The year is 2010, and I would tell my younger self to get a job. Getting a job would allow me to save up money since I will still be living with my mother. The money that my older self needs now, and saving money isn’t easy. I would also tell my younger self to attend James Sprunt Community College first instead of attending Mt. Olive College. This is because I wouldn’t have loans to pay back and it will be a whole lot cheaper to attend a community college versus a private college. I would tell my younger self to get more involved in extracurricular activities, and volunteer during High school because it will make your application look much better. I would tell my younger self to look into scholarships throughout the school year, the more money you have during college the better off you’ll be. I would also tell my younger self to pay more attention to my grades rather than being satisfied with just “passing the class.” Finally, I would tell my younger self to enjoy looking into different colleges, but think smart and to enjoy meeting new people that I could call friends'.
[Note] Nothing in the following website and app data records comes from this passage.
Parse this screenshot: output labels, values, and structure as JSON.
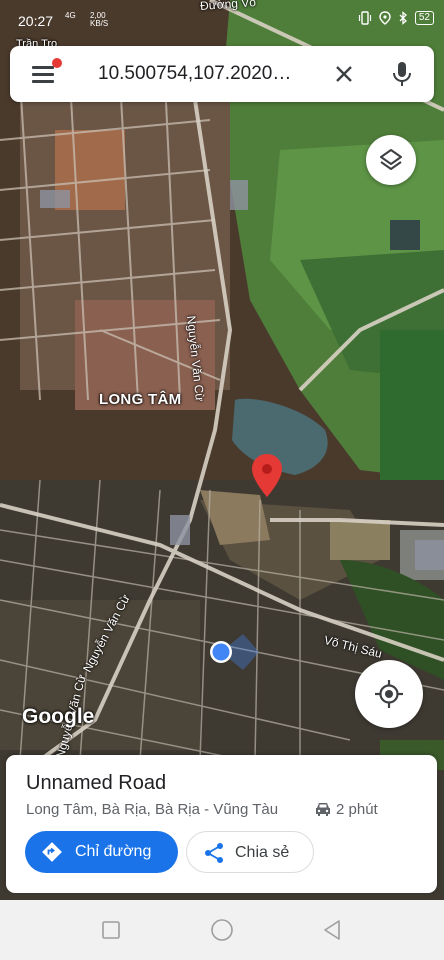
{
  "status_bar": {
    "time": "20:27",
    "network_speed": "2,00",
    "network_unit": "KB/S",
    "battery": "52",
    "network_type": "4G"
  },
  "search": {
    "query": "10.500754,107.2020…"
  },
  "map": {
    "area_label": "LONG TÂM",
    "street_labels": [
      "Nguyễn Văn Cừ",
      "Nguyễn Văn Cừ",
      "Võ Thị Sáu",
      "Nguyễn Văn Cừ"
    ],
    "top_street_label": "Đường Võ",
    "top_left_label": "Trần Trọ",
    "logo": "Google"
  },
  "place": {
    "title": "Unnamed Road",
    "address": "Long Tâm, Bà Rịa, Bà Rịa - Vũng Tàu",
    "drive_time": "2 phút",
    "directions_label": "Chỉ đường",
    "share_label": "Chia sẻ"
  },
  "colors": {
    "accent": "#1a73e8",
    "pin": "#e53935",
    "notification": "#e53935"
  }
}
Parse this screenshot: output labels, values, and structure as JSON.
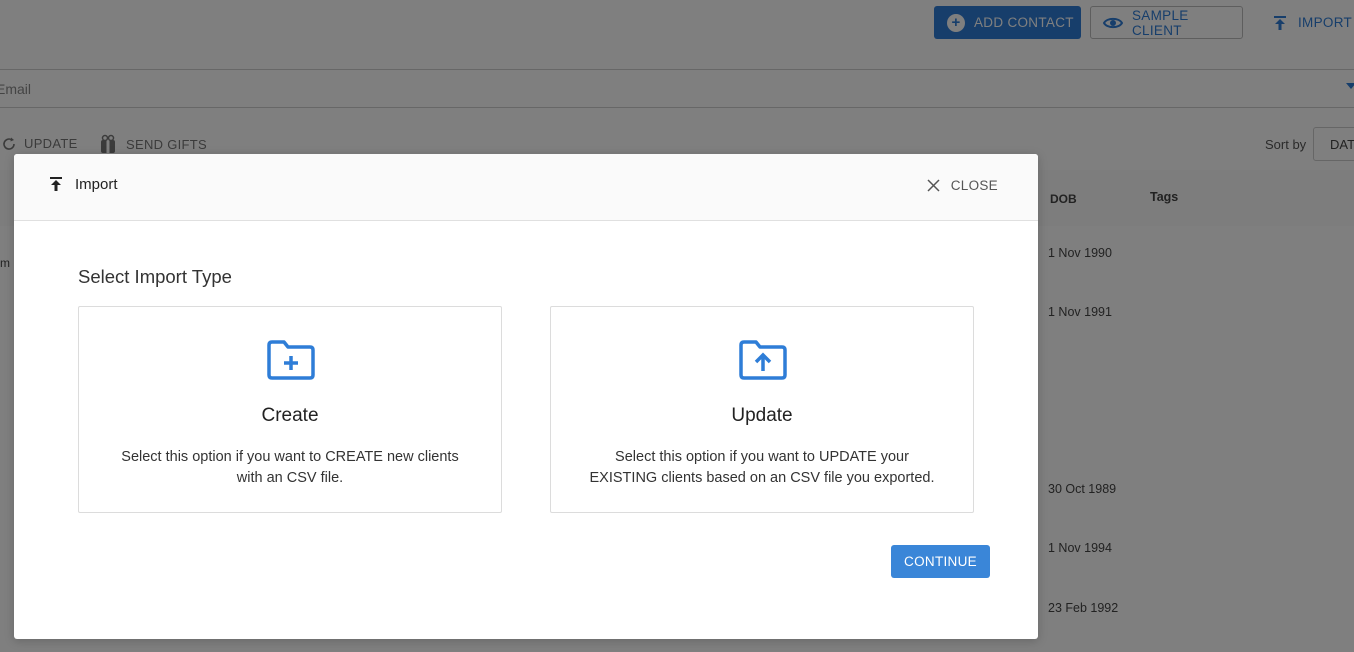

College was an extremely lonely experience. My freshman year I saw a lot of people transfer; my best friend transferred four times. I, on the other hand, am the type of person who never allowed myself the option. So to fill my endless college hours I spent endless hours in the library (sometimes even Friday nights.) Wrote essay upon essay. Went to bed at 10 p.m. every night to get up for 6:30 practice. Ran four seasons of cross-country and track. I feel like I’ve just finished a marathon. Physically and emotion exhausted, I’m now standing on the finish line with all these images circling through my mind— the hush of the crowd right before the gun goes off in a cross-country race, late night talks between roommates, falling asleep mid-sentence, my first love, the silence of a first snowfall during finals, the utter and complete agony of heart ache. I am the same person as when I entered college. Sure I have changed from my experiences; I am a much stronger person today. But I learned I never had to redefine myself for others, rather I needed to define myself for me.
I believe that the begining of the process starts with the parents. I would start by saying, listen completely to what your child likes and dislikes about the college that he or she looks at. The parents should know that this decision is completely their child's, not the parent's. Most importantly, the advice I would give to a student would be to go with your instinct on how you feel and what you like about a certain college or university. Start out figuring out which sized school you like and then find the school that makes you feel most comfortable. A college decision is where you will be spending the next years of your life and it's important to find one that will provide both academic as well as social needs. Students should also know that living on campus will be the best thing for them. Its a way for students to learn to live on their own and make their own decisions, while still having their parents not so far away to make sure they can still succeed. It's most definitely important that they succeed too, because college will be the gateway to their future.